Trading some of the backyard harvest with other nearby gardeners can turn a neighborhood into a grocery store, according to Elizabeth Johnson, who helped form the SLO County Seed Exchange, which she described as a nonpolitical, non-hierarchical group that gets together annually to share seeds from their gardens.

“The Seed Exchange is a celebration of all the good things, such as the aesthetics of what seeds look like. Although the organizers don’t want it to be political, for me personally, that’s such a major thing, especially this year, the way corporations are trying to take over seeds,” Johnson said.

“Where corporations have become so strong, it’s really important to regain control over your own life and what you eat. Food from large corporate farms has become toxic, with 15 forms of corn in one product. It behooves us to stay away from that,” she added.

Back at the GleanSLO apple harvest gathering just south of San Luis Obispo, SLO Creek Farms’ owner Robyn Gable expressed his appreciation for the many volunteers who have helped him see this year’s bumper crop picked and distributed to those in need.

Surrounded by trailers piled with the just-picked red-and-gold orbs of Braeburn apples reflecting the afternoon sun, Gable smiled as he said, “People on the East Coast are shoveling snow, and we’re shoveling sunshine!”

GleanSLO volunteers sipped golden apple juice bursting with fresh flavor, crushed from apples that were hanging on heavily laden trees less than an hour before.

“We’re hoping to figure out how to preserve more of the produce from local farms. Even after we glean, there’s still more there,” said Stephanie Peaford, a board member for the organization.
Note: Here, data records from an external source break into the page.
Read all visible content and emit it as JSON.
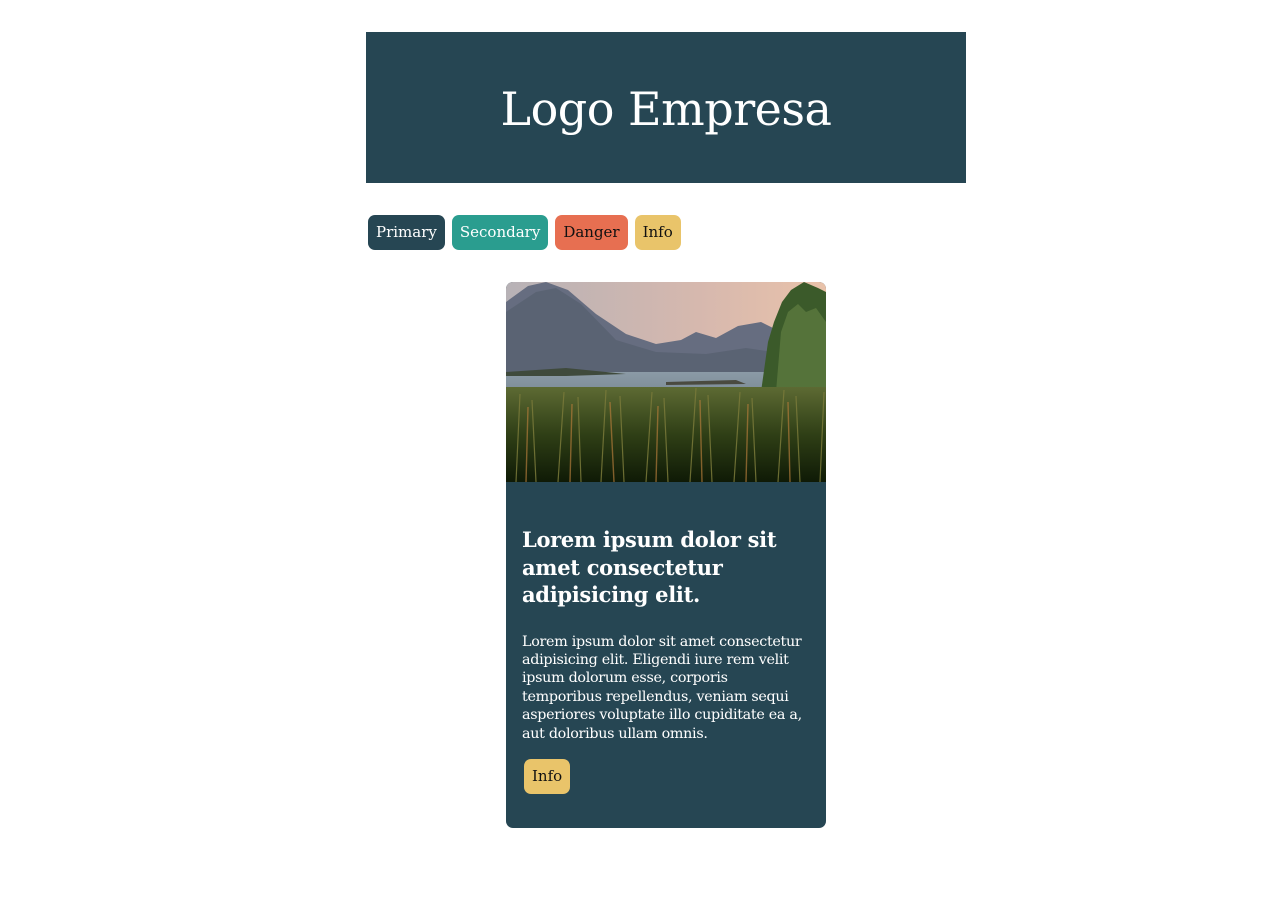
{
  "header": {
    "title": "Logo Empresa"
  },
  "buttons": {
    "primary": "Primary",
    "secondary": "Secondary",
    "danger": "Danger",
    "info": "Info"
  },
  "card": {
    "title": "Lorem ipsum dolor sit amet consectetur adipisicing elit.",
    "text": "Lorem ipsum dolor sit amet consectetur adipisicing elit. Eligendi iure rem velit ipsum dolorum esse, corporis temporibus repellendus, veniam sequi asperiores voluptate illo cupiditate ea a, aut doloribus ullam omnis.",
    "button": "Info"
  },
  "colors": {
    "primary": "#264653",
    "secondary": "#2a9d8f",
    "danger": "#e76f51",
    "info": "#e9c46a"
  }
}
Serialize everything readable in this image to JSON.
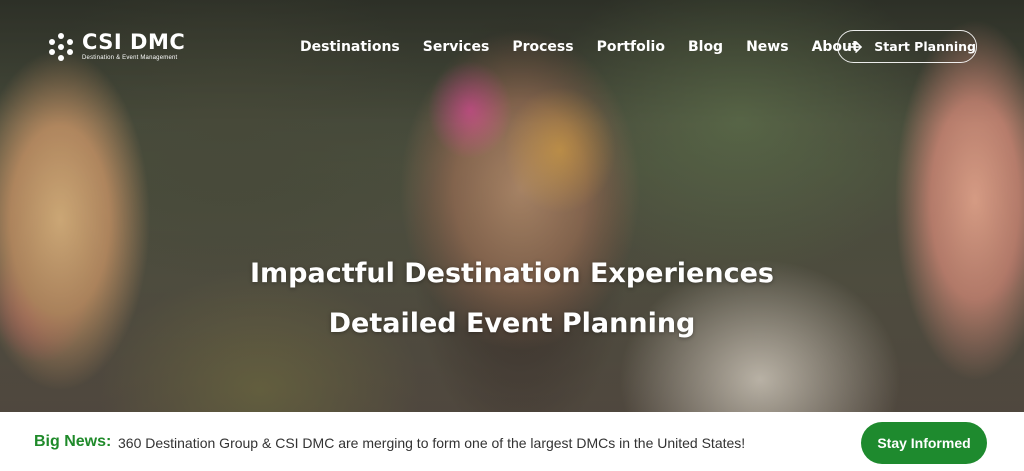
{
  "brand": {
    "name": "CSI DMC",
    "tagline": "Destination & Event Management",
    "logo_icon": "dots-cluster-icon"
  },
  "nav": {
    "items": [
      {
        "label": "Destinations"
      },
      {
        "label": "Services"
      },
      {
        "label": "Process"
      },
      {
        "label": "Portfolio"
      },
      {
        "label": "Blog"
      },
      {
        "label": "News"
      },
      {
        "label": "About"
      }
    ],
    "cta_label": "Start Planning",
    "cta_icon": "arrow-right-icon"
  },
  "hero": {
    "headline_line1": "Impactful Destination Experiences",
    "headline_line2": "Detailed Event Planning"
  },
  "news_bar": {
    "title": "Big News:",
    "text": "360 Destination Group & CSI DMC are merging to form one of the largest DMCs in the United States!",
    "button_label": "Stay Informed"
  },
  "colors": {
    "accent_green": "#1e8a2e",
    "news_title_green": "#1f8a2a",
    "nav_text": "#ffffff"
  }
}
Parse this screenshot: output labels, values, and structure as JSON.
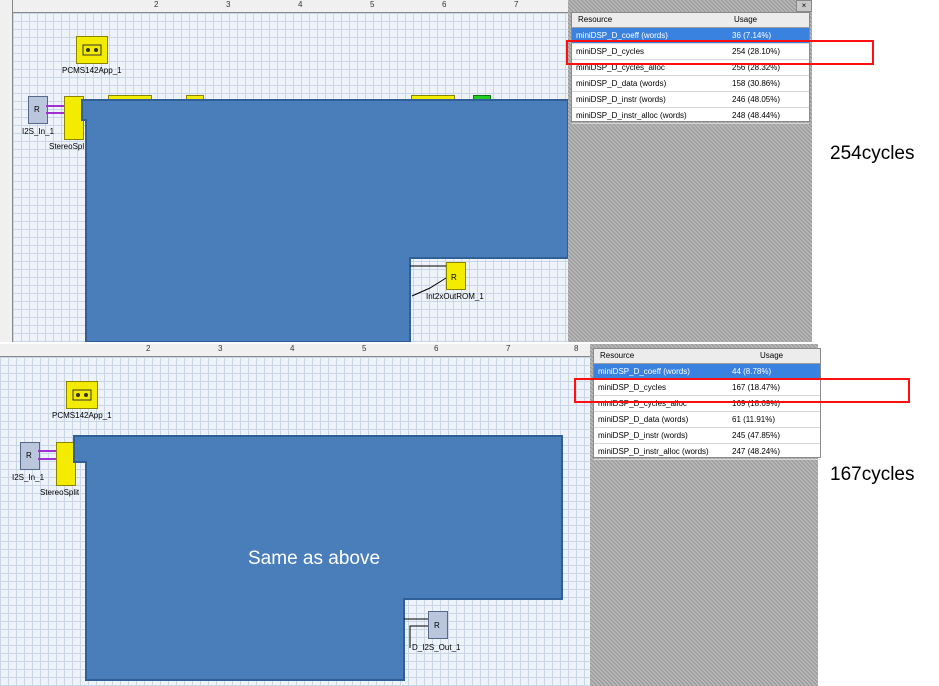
{
  "top_section": {
    "ruler_numbers": [
      "2",
      "3",
      "4",
      "5",
      "6",
      "7"
    ],
    "blocks": {
      "pcm_app_label": "PCMS142App_1",
      "i2s_in_label": "I2S_In_1",
      "stereo_split_label": "StereoSpl",
      "int_out_rom_label": "Int2xOutROM_1"
    },
    "resource_panel": {
      "col_resource": "Resource",
      "col_usage": "Usage",
      "rows": [
        {
          "resource": "miniDSP_D_coeff (words)",
          "usage": "36  (7.14%)"
        },
        {
          "resource": "miniDSP_D_cycles",
          "usage": "254  (28.10%)"
        },
        {
          "resource": "miniDSP_D_cycles_alloc",
          "usage": "256  (28.32%)"
        },
        {
          "resource": "miniDSP_D_data (words)",
          "usage": "158  (30.86%)"
        },
        {
          "resource": "miniDSP_D_instr (words)",
          "usage": "246  (48.05%)"
        },
        {
          "resource": "miniDSP_D_instr_alloc (words)",
          "usage": "248  (48.44%)"
        }
      ]
    },
    "note": "254cycles"
  },
  "bottom_section": {
    "ruler_numbers": [
      "2",
      "3",
      "4",
      "5",
      "6",
      "7",
      "8"
    ],
    "blocks": {
      "pcm_app_label": "PCMS142App_1",
      "i2s_in_label": "I2S_In_1",
      "stereo_split_label": "StereoSplit",
      "i2s_out_label": "D_I2S_Out_1"
    },
    "overlay_text": "Same as above",
    "resource_panel": {
      "col_resource": "Resource",
      "col_usage": "Usage",
      "rows": [
        {
          "resource": "miniDSP_D_coeff (words)",
          "usage": "44  (8.78%)"
        },
        {
          "resource": "miniDSP_D_cycles",
          "usage": "167  (18.47%)"
        },
        {
          "resource": "miniDSP_D_cycles_alloc",
          "usage": "169  (18.69%)"
        },
        {
          "resource": "miniDSP_D_data (words)",
          "usage": "61  (11.91%)"
        },
        {
          "resource": "miniDSP_D_instr (words)",
          "usage": "245  (47.85%)"
        },
        {
          "resource": "miniDSP_D_instr_alloc (words)",
          "usage": "247  (48.24%)"
        }
      ]
    },
    "note": "167cycles"
  },
  "colors": {
    "overlay_blue": "#4a7ebb",
    "overlay_border": "#2f5f96",
    "highlight_red": "#ff1010",
    "selected_row": "#3a82e0"
  }
}
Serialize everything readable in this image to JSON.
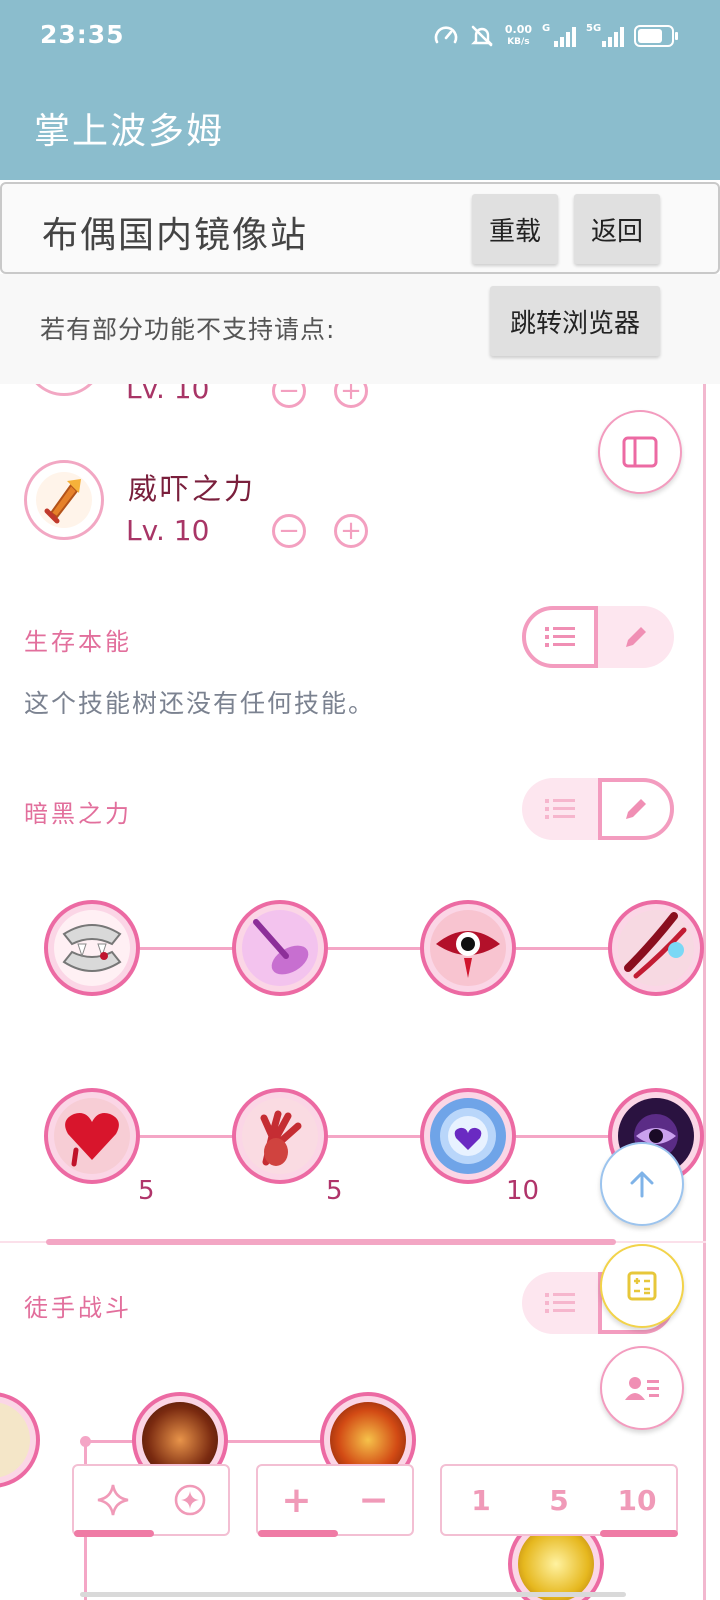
{
  "status_bar": {
    "time": "23:35",
    "net_speed_value": "0.00",
    "net_speed_unit": "KB/s",
    "signal_1_label": "G",
    "signal_2_label": "5G",
    "icons": [
      "speedometer-icon",
      "bell-muted-icon",
      "signal-icon",
      "battery-icon"
    ]
  },
  "app_bar": {
    "title": "掌上波多姆"
  },
  "mirror_bar": {
    "site_name": "布偶国内镜像站",
    "reload_label": "重载",
    "back_label": "返回"
  },
  "notice_bar": {
    "text": "若有部分功能不支持请点:",
    "open_browser_label": "跳转浏览器"
  },
  "skills": [
    {
      "name": "",
      "level_label": "Lv. 10"
    },
    {
      "name": "威吓之力",
      "level_label": "Lv. 10"
    }
  ],
  "sections": {
    "survival": {
      "title": "生存本能",
      "empty_text": "这个技能树还没有任何技能。"
    },
    "dark_power": {
      "title": "暗黑之力",
      "row2_levels": [
        "5",
        "5",
        "10"
      ]
    },
    "unarmed": {
      "title": "徒手战斗"
    }
  },
  "bottom_bar": {
    "step_options": [
      "1",
      "5",
      "10"
    ],
    "plus": "+",
    "minus": "−"
  },
  "colors": {
    "app_bar": "#8bbdcd",
    "accent_pink": "#ec6aa3",
    "section_title": "#e26f9c",
    "fab_yellow": "#f2d34a",
    "fab_blue": "#7fb3e8"
  }
}
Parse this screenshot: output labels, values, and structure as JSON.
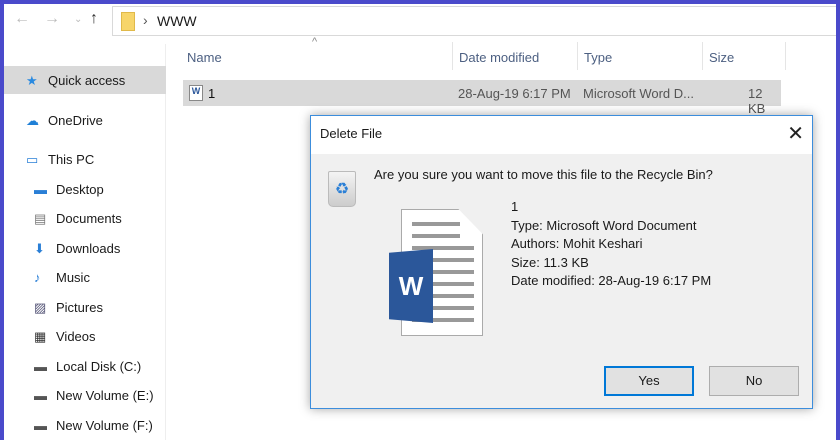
{
  "address": {
    "path": "WWW"
  },
  "nav": [
    {
      "label": "Quick access",
      "icon": "star-icon"
    },
    {
      "label": "OneDrive",
      "icon": "cloud-icon"
    },
    {
      "label": "This PC",
      "icon": "computer-icon"
    },
    {
      "label": "Desktop",
      "icon": "desktop-icon"
    },
    {
      "label": "Documents",
      "icon": "documents-icon"
    },
    {
      "label": "Downloads",
      "icon": "download-icon"
    },
    {
      "label": "Music",
      "icon": "music-icon"
    },
    {
      "label": "Pictures",
      "icon": "pictures-icon"
    },
    {
      "label": "Videos",
      "icon": "videos-icon"
    },
    {
      "label": "Local Disk (C:)",
      "icon": "drive-icon"
    },
    {
      "label": "New Volume (E:)",
      "icon": "drive-icon"
    },
    {
      "label": "New Volume (F:)",
      "icon": "drive-icon"
    }
  ],
  "columns": {
    "name": "Name",
    "date": "Date modified",
    "type": "Type",
    "size": "Size"
  },
  "file": {
    "name": "1",
    "date": "28-Aug-19 6:17 PM",
    "type": "Microsoft Word D...",
    "size": "12 KB"
  },
  "dialog": {
    "title": "Delete File",
    "question": "Are you sure you want to move this file to the Recycle Bin?",
    "name": "1",
    "type": "Type: Microsoft Word Document",
    "authors": "Authors: Mohit Keshari",
    "size": "Size: 11.3 KB",
    "modified": "Date modified: 28-Aug-19 6:17 PM",
    "yes": "Yes",
    "no": "No",
    "logo_letter": "W"
  }
}
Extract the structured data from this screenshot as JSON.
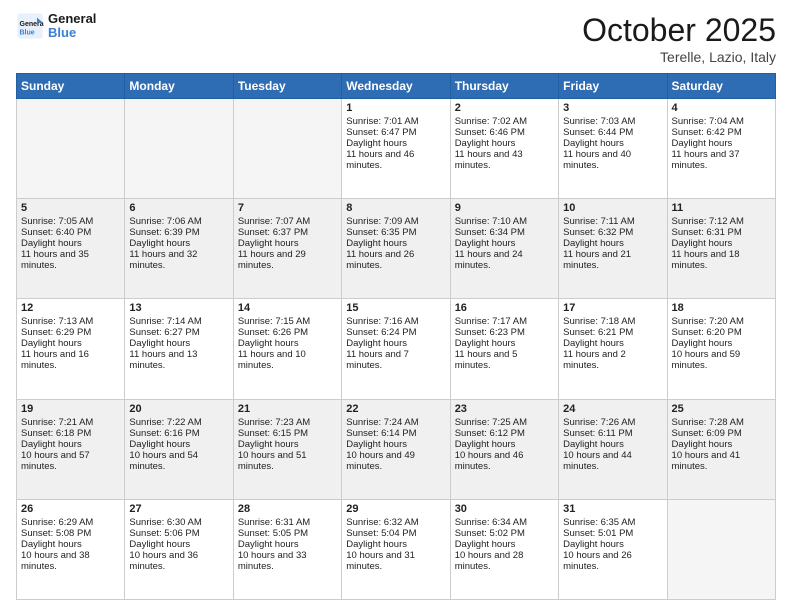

A fruit-canning gathering at the SLO Senior Center was a “community-building” experience, bringing older residents with knowledge of food preserving together with younger folks eager to learn, she said.

Another local-food activist at the apple orchard, Greg Ellis, explained his vision for “garden matchmaking,” a system to connect gardeners with unused garden space. He’s also working on a project to create more backyard gardens this coming springtime, with a “flash mob” of workers converging to build and install raised beds for growing food.

Even the City of SLO is hopping on the local-food bandwagon, with the newly created, city-owned SLO City Farm on 25 acres off Los Osos Valley Road and Calle Joaquin at the south end of town. Shopping-center developers were required to preserve 50 percent of their land in agriculture, under the city’s General Plan.

The Central Coast Agricultural Network recently received a $255,000 grant from the California Department of Food and Agriculture to develop the SLO City Farm, with the idea of providing organically grown food crops and public education.

Awareness of the pitfalls of the nation’s corporate-dominated food supply is spreading, with locally grown food widely seen as a solution. For example, a prestigious foodie group, the James Beard Foundation, chose this theme for its national conference in October: “Sustainability on the Table: How Money and Media Influence the Way America Eats.”

The way SLO County eats is moving away from the influence of money and media, with local menu choices relying increasingly on what’s growing on local farms and ranches, what’s living in nearby coastal waters, and what’s thriving in backyards and garden spaces.

As Melton of SLO Veg observed, “Food is such an intimate part of a person’s life. Everyone wants to be healthy.”

Contributing writer Kathy Johnston can be reached at kjohnston@newtimesslo.com.